The IRS has announced a filing extension for furnishing the 2017 Forms 1095-B and 1095-C:
- 1095-B is due March 2, 2018 (was January 31, 2018)
- 1095-C is due March 2, 2018 (was January 31, 2018)
The filing due date for the 2017 Forms remains the same, which is February 28, 2018. The Good Faith Transition Relief remains in place.
President Trump signed the new tax plan, officially called the Tax Cuts and Jobs Act, into law last Friday, December 22. The core of the bill is focused on the permanent slashing of the corporate tax rate from 35 percent down to 21 percent.
In addition, individual tax cuts are included, however, those changes will expire at the end of 2025. The most significant change related to health insurance is that the individual mandate will be repealed starting January 1, 2019.
Here is a brief summary of the changes:
- Corporate tax rate decreased from 35 percent to 21 percent, the lowest since 1939
- Individual standard deduction increased significantly:
- $12,000 for single filers – from $6,350
- $18,000 for heads of household – from $9,350
- $24,000 for joint filers – from $12,700
Less people will benefit from itemized deductions.
- Individual tax cuts. IRS should release the new tax tables by early February which means employees could see their take-home pay increase shortly thereafter
- Increases the Child Tax Credit from $1,000 to $2,000
- Personal exemptions will be eliminated which could cause a potential glitch with W-4s. Further guidance will be issued.
- Individual mandate repealed on January 1, 2019, by lowering the penalty to $0
- 529 plans expanded to include paying for K-12 education as well
- Mortgage interest deduction capped at $750,000 (instead of $1 million)
- Property taxes, state and local taxes deductible only up to $10,000, from unlimited amounts.
- Deduction for significant medical expenses has lowered to 7.5 percent (from 10 percent) retroactively starting in 2017
- Other provisions in the bill include changes to Alternative Minimum Tax, Estate taxation, student loan interest, and more
In April of 2018, filing your 2017 taxes won’t be much different with the exception of the retroactive medical expense deduction if it applies to you.
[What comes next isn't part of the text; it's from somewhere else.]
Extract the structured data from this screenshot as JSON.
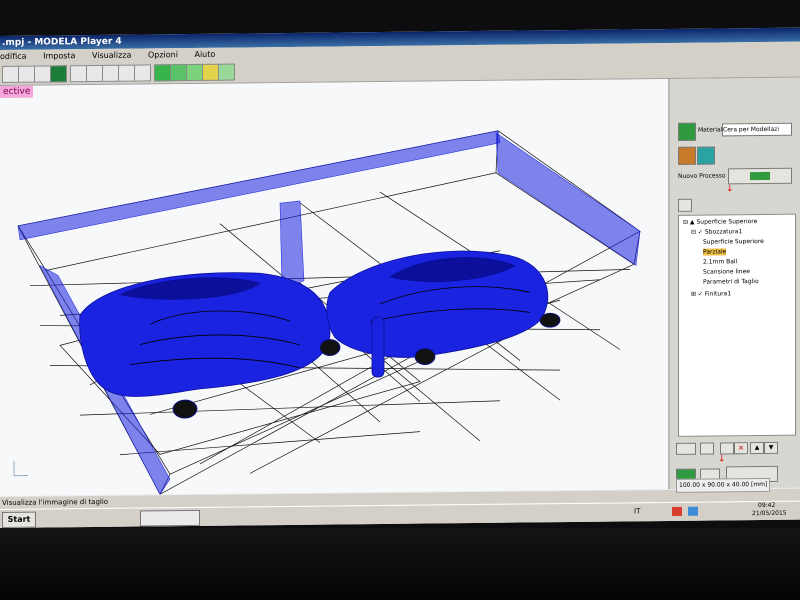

Unless otherwise stated, the provisions above apply to the 2018 tax year.
We will continue to send updates as they become available.